Assistive devices specially designed with longer handles can help compensate for a limited range of motion. Ergonomic handles are becoming quite common in household cleaning tools, garden tools, and kitchen equipment.


Good Grooming

Everyone likes to look their best. Men who are clean-shaven or who have neatly trimmed beards or mustaches and women with perfect hairdos and makeup applied make looking good seem effortless. For people with arthritis, a simple thing like brushing hair can cause great pain and other grooming tasks which require manual dexterity can be a challenge. Wrist, hand, elbow, shoulder, and neck pain or stiffness can limit the range of motion needed for good grooming.

Dressing oneself can also be difficult for people with physical limitations. People with arthritis are forced to adapt and adjust. Less time spent on grooming and simpler ways of dressing (e.g., Velcro and elastic are easier than shoelaces and buttons) become necessary.



There is a Health Assessment Questionnaire that is used by some rheumatologists to check the progress of a patient's ability to perform daily living tasks or activities. The questionnaire asks if you are able to wash and dry your body, take a tub bath, and get on and off the toilet with ease. The also asks if you use assistive equipment to help you accomplish hygiene tasks.

Many assistive devices are available which include long-handles, additional seat height, or grab bars for stability.


Gripping of the Fingers

Think of every ordinary task which requires a person to move their hands and grip objects. During the course of the day, you have to pick up many objects to use them. You pick up cups, glasses, pens, plates, silverware, and keys to name a few. You also grip door knobs, door handles, faucet handles. There are myriad examples but the point is that people with arthritis can have trouble gripping objects.

Built-up handles, specially designed objects which add leverage, and lever handles are examples of adaptations which improve an environment for people with arthritis.


Ability to Reach

The Health Assessment Questionnaire was developed in 1978 by James Fries and colleagues at Stanford University. Two important questions asked in the questionnaire: Can you reach and get down a 5-pound object from above your head?
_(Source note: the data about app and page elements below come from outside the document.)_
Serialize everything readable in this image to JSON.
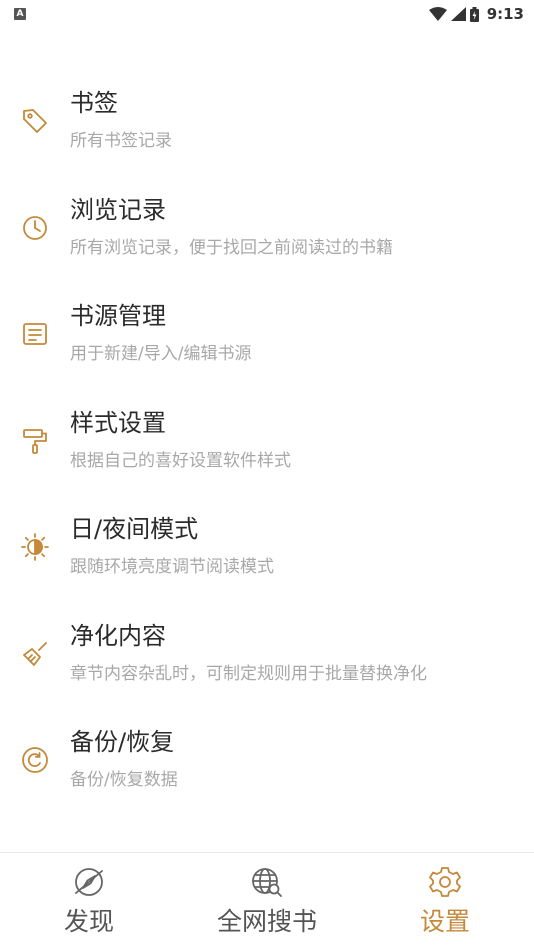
{
  "status_bar": {
    "notification_icon_text": "A",
    "time": "9:13"
  },
  "colors": {
    "accent": "#c4893a",
    "title": "#2b2b2b",
    "subtitle": "#a8a8a8",
    "nav_inactive": "#666666"
  },
  "settings": {
    "items": [
      {
        "icon": "tag-icon",
        "title": "书签",
        "subtitle": "所有书签记录"
      },
      {
        "icon": "clock-icon",
        "title": "浏览记录",
        "subtitle": "所有浏览记录，便于找回之前阅读过的书籍"
      },
      {
        "icon": "document-icon",
        "title": "书源管理",
        "subtitle": "用于新建/导入/编辑书源"
      },
      {
        "icon": "paint-roller-icon",
        "title": "样式设置",
        "subtitle": "根据自己的喜好设置软件样式"
      },
      {
        "icon": "brightness-icon",
        "title": "日/夜间模式",
        "subtitle": "跟随环境亮度调节阅读模式"
      },
      {
        "icon": "broom-icon",
        "title": "净化内容",
        "subtitle": "章节内容杂乱时，可制定规则用于批量替换净化"
      },
      {
        "icon": "restore-icon",
        "title": "备份/恢复",
        "subtitle": "备份/恢复数据"
      }
    ]
  },
  "bottom_nav": {
    "items": [
      {
        "icon": "compass-icon",
        "label": "发现"
      },
      {
        "icon": "globe-search-icon",
        "label": "全网搜书"
      },
      {
        "icon": "gear-icon",
        "label": "设置",
        "active": true
      }
    ]
  }
}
Are you able to bend down to pick up clothing from the floor?


Cleaning & Housework

Just as everyone cares about their appearance, people like to take care of their living environment. Cleaning house and other housework is a big challenge for people living with arthritis. Movements required for sweeping, mopping, vacuuming, and other cleaning tasks can worsen joint pain and swelling.​

Enormous frustration can result from wanting to do work that needs to be done, yet realizing you are unable to do it yourself. Some adaptive equipment makes it a bit easier.
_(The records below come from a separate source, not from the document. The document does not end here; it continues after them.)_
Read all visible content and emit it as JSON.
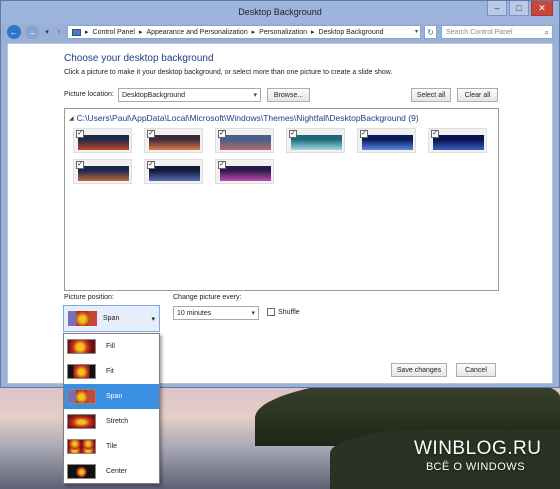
{
  "window": {
    "title": "Desktop Background"
  },
  "titlebar": {
    "minimize": "–",
    "maximize": "□",
    "close": "✕"
  },
  "nav": {
    "back": "←",
    "forward": "→",
    "recent": "▾",
    "up": "↑",
    "breadcrumb": [
      "Control Panel",
      "Appearance and Personalization",
      "Personalization",
      "Desktop Background"
    ],
    "separator": "▸",
    "dropdown_glyph": "▾",
    "refresh": "↻",
    "search_placeholder": "Search Control Panel"
  },
  "main": {
    "heading": "Choose your desktop background",
    "description": "Click a picture to make it your desktop background, or select more than one picture to create a slide show.",
    "picture_location_label": "Picture location:",
    "picture_location_value": "DesktopBackground",
    "browse_label": "Browse...",
    "select_all_label": "Select all",
    "clear_all_label": "Clear all",
    "folder": "C:\\Users\\Paul\\AppData\\Local\\Microsoft\\Windows\\Themes\\Nightfall\\DesktopBackground (9)",
    "picture_position_label": "Picture position:",
    "picture_position_value": "Span",
    "change_every_label": "Change picture every:",
    "change_every_value": "10 minutes",
    "shuffle_label": "Shuffle",
    "save_label": "Save changes",
    "cancel_label": "Cancel"
  },
  "thumbnails": [
    {
      "checked": true,
      "colors": [
        "#1c2a4a",
        "#c0472a"
      ]
    },
    {
      "checked": true,
      "colors": [
        "#3a2a3a",
        "#e07a4a"
      ]
    },
    {
      "checked": true,
      "colors": [
        "#4a5f8a",
        "#b56a6a"
      ]
    },
    {
      "checked": true,
      "colors": [
        "#1a6a7a",
        "#a8d8e0"
      ]
    },
    {
      "checked": true,
      "colors": [
        "#0a1a5a",
        "#5a8ae0"
      ]
    },
    {
      "checked": true,
      "colors": [
        "#0a1050",
        "#3a60c0"
      ]
    },
    {
      "checked": true,
      "colors": [
        "#1a2850",
        "#c06a40"
      ]
    },
    {
      "checked": true,
      "colors": [
        "#101a3a",
        "#5a6ab0"
      ]
    },
    {
      "checked": true,
      "colors": [
        "#2a1a4a",
        "#c04ab0"
      ]
    }
  ],
  "position_options": [
    {
      "label": "Fill",
      "selected": false
    },
    {
      "label": "Fit",
      "selected": false
    },
    {
      "label": "Span",
      "selected": true
    },
    {
      "label": "Stretch",
      "selected": false
    },
    {
      "label": "Tile",
      "selected": false
    },
    {
      "label": "Center",
      "selected": false
    }
  ],
  "watermark": {
    "site": "WINBLOG.RU",
    "tagline": "ВСЁ О WINDOWS"
  }
}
Picking up a fork or spoon and lifting food to your mouth, or picking up a knife to cut your meat then using the fork to lift the meat to your mouth. It's just natural for healthy people to eat and not think of every motion required.
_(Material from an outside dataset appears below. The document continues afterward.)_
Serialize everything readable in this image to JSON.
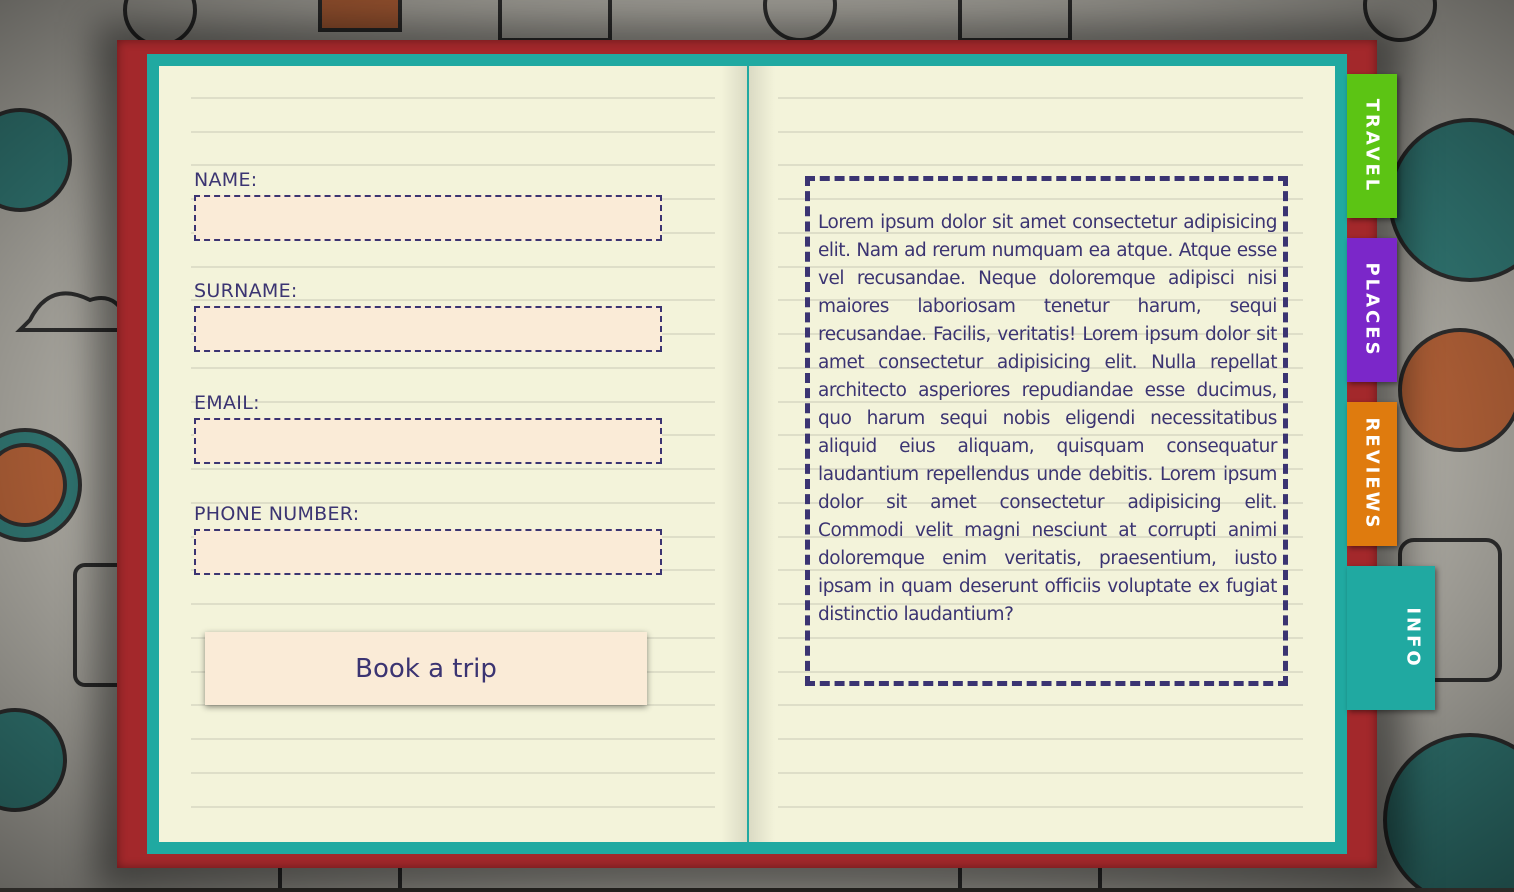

The Health Assessment Questionnaire asks three questions about eating: Can you cut your meat? Can you lift a cup or glass to your mouth? Are you able to open a new milk carton? Adaptive equipment which improves symptoms associated with your fingers, wrist, or elbow may help.


Religious and Social Activities

Pain and discomfort associated with arthritis can be overwhelming and some people react by eliminating optional activities, such as going to church or socializing. Once eliminated, isolation fills the void and depression soon follows.

According to the Centers for Disease Control and Prevention, many adults in the United States with doctor-diagnosed arthritis report significant limitation in their ability to socialize.

3 Sources
Verywell Health uses only high-quality sources, including peer-reviewed studies, to support the facts within our articles. Read our editorial process to learn more about how we fact-check and keep our content accurate, reliable, and trustworthy.
  1. Centers for Disease Control and Prevention. Arthritis Disabilities and Limitations.

  2. Arthritis Foundation. Osteoarthritis Treatment.

  3. Brown University. Health Assessment Questionnaire.

By Carol Eustice
Carol Eustice is a writer covering arthritis and chronic illness, who herself has been diagnosed with both rheumatoid arthritis and osteoarthritis.